Wednesday, April 12, 2017

On the Meta-Cosmic Rights, Duties, and Limitations of Atheism

Time only for a very brief post. Let's get right to it!

In a way, theism and atheism have a mutually supporting relationship; for just as dopey religions and religious arguments can prompt one to become an atheist, likewise, the intellectually negligible arguments of Bill Maher or Richard "Vanilla Thunder" Dawkins are often the most compelling case for theism.

And since neither can be proved -- at least with the weapons of rationalism -- we are back to the unavoidable leap of faith: the very faith the rationalist finds so offensive.

Now, atheism has its rights. That being the case, it not only has corresponding duties, but the duties are necessarily prior to the rights. The duty, of course, is to Truth -- not just the lower case truth of rationalism, but the Truth of which rationalism is a prolongation or echo.

What are we supposed to do with our reason in the face of an unreasonable or frankly idiotic religion? Schuon writes that man has "legitimate needs for causality raised by certain dogmas, at least when these are taken literally..."

As such, one can scarcely "begrudge anyone for being scandalized by the stupidities and the crimes perpetrated in the name of religion," or even by the outward "antinomies between the different creeds."

However, an intellectually honest atheist will not only concede that "excesses and abuses are a part of human nature," but acknowledge with embarrassment that the apostles of pure reason -- e.g., "scientific socialism" -- have an even worse track record of excesses and abuses.

Is there a way to arbitrate between an absurcular atheism and an extravagant theism? Both camps sacrifice consistency to completeness (a la Gödel), but is there an approach to reality that is both consistent and complete?

Yes and no. Think about the fact that we can even know and understand Gödel's theorems, something a computer cannot do in principle:

1) Computing machines are essentially formal systems.

2) Gödel has shown that there are sentences—Gödel sentences—that can't be proven within a formal system, but that humans can see to be true.

3) Therefore, humans can do something that computers can't do, namely, recognise the truth of Gödel sentences.
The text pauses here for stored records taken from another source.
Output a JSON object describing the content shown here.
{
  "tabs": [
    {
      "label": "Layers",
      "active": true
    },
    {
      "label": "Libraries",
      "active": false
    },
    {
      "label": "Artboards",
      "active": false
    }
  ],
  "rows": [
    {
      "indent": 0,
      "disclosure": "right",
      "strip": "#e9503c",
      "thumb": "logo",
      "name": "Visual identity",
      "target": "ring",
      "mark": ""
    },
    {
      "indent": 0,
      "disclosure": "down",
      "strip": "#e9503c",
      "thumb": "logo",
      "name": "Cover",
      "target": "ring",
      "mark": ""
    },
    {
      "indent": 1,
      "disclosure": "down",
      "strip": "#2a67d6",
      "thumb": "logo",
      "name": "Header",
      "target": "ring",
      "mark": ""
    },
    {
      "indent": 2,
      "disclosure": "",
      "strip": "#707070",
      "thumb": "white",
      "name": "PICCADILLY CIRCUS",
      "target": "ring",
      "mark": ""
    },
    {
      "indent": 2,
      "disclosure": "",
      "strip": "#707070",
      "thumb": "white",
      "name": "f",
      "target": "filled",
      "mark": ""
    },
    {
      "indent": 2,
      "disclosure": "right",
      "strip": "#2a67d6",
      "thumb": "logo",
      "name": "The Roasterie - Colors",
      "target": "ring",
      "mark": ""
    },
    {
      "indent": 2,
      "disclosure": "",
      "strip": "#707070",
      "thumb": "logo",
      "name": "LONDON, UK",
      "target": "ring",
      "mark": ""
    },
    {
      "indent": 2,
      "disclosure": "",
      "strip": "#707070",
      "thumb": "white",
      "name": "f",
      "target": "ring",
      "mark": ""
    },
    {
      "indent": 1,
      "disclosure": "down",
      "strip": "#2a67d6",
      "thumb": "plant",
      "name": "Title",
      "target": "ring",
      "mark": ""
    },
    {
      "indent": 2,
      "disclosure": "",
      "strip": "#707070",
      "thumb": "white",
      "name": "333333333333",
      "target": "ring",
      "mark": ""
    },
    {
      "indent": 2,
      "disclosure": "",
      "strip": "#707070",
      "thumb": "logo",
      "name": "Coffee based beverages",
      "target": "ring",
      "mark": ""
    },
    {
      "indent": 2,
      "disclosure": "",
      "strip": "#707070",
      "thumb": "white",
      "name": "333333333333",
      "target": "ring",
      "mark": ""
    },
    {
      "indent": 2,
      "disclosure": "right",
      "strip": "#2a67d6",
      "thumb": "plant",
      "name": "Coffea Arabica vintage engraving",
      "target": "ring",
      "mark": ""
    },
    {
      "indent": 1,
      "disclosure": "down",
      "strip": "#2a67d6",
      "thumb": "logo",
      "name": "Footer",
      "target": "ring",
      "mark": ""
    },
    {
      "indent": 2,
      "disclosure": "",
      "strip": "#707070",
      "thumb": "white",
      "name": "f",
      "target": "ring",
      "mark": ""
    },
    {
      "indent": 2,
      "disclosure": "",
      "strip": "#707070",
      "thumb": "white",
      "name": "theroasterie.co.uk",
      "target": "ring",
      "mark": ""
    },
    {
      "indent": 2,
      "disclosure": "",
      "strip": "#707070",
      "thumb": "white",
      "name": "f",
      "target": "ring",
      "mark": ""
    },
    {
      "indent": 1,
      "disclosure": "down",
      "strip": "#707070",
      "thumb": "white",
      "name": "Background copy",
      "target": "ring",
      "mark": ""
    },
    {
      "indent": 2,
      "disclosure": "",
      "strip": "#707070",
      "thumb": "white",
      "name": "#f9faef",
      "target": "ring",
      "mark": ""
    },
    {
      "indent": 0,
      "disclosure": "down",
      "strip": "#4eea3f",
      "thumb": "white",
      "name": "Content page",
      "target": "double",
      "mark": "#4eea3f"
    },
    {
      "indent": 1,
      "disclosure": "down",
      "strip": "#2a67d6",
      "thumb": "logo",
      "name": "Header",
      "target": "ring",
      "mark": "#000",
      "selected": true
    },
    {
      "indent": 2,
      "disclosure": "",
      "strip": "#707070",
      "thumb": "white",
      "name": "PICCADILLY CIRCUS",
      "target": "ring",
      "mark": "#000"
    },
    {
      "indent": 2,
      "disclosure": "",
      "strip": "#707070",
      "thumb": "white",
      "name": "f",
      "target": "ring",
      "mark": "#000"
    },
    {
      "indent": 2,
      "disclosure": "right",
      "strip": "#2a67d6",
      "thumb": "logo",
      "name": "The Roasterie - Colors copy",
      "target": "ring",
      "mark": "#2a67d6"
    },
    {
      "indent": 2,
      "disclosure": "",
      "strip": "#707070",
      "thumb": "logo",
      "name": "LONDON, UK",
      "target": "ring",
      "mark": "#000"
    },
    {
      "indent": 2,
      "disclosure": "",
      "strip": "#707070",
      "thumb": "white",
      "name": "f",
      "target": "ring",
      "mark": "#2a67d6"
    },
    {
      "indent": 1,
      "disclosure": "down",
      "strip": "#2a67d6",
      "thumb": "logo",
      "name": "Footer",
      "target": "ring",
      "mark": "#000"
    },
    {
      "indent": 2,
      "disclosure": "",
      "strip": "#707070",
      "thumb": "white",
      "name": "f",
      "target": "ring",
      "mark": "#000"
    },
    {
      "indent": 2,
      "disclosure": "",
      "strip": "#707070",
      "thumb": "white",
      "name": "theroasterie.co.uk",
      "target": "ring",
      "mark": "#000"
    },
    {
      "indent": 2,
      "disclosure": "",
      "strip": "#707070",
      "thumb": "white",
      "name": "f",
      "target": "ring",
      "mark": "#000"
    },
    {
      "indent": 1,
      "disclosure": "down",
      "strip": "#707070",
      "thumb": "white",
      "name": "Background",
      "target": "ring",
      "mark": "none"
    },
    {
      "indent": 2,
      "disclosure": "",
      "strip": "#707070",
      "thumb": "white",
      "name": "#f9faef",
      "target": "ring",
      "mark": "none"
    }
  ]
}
To the extent that a rationalist understands Gödel and still clings to his rationalism, he has rendered himself an irrationalist.

In this context, you could say that religions are "theories," so to speak (or visions), of the Complete and Consistent Object that reason can only know partially, or "through a glass, darkly," as the gag goes.

But fortunately, there are ways of knowing that transcend mere (lower case) reason. Indeed, I would say that man is entitled to an explanation that satisfies the demands of his Total Intelligence.

But as Schuon writes, "Only metaphysics can resolve [the] enigmas which faith imposes upon the believer," a faith which at the same time reflects "a certain instinct for the essential and for the supernatural."

To be continued...

5 comments:

mushroom said...

One of the challenges to theism is the behavior of theists. The same can be said about atheists. We exist in the realm of uncertainty, almost like quantum life, while claiming that we can explain it.

Gagdad Bob said...

At least theists have a good explanation for man's chronic underachievement. And his occasional achievements, come to think of it.

julie said...

However, an intellectually honest atheist will not only concede that "excesses and abuses are a part of human nature," but acknowledge with embarrassment that the apostles of pure reason -- e.g., "scientific socialism" -- have an even worse track record of excesses and abuses.

When I was a disbeliever, I always wondered why it should matter to me what anyone else thought about religion. Clearly religious belief serves an evolutionary purpose, and in the grand scheme of things what difference does it make what literally anyone thinks about the whys of the cosmos anyway? Materially speaking, we are all just dust waiting to be obliterated such that we may as well never have existed anyway. So what if some people choose to spend their sentient hours thinking there's a grand plan to it all? If atheism is true, then nothing matters. Eventually the world will end, and the universe will go on for a while until it doesn't, and the fact that there was ever something instead of nothing will go unnoticed by anything. With all that in mind, proselytizing atheism seems pretty ridiculous.

Thank God it's not true, though. And thank God that instead of believing in nothing, I get to have a sweet conversation with my little one about heaven, and how we can know a little about it by the way we love each other herebelow.

Van Harvey said...

"Richard "Vanilla Thunder" Dawkins..."

:-) It's the little pleasures that help us through.

Gagdad Bob said...

Darryl "Chocolate Thunder" Dawkins is probably too obscure a reference.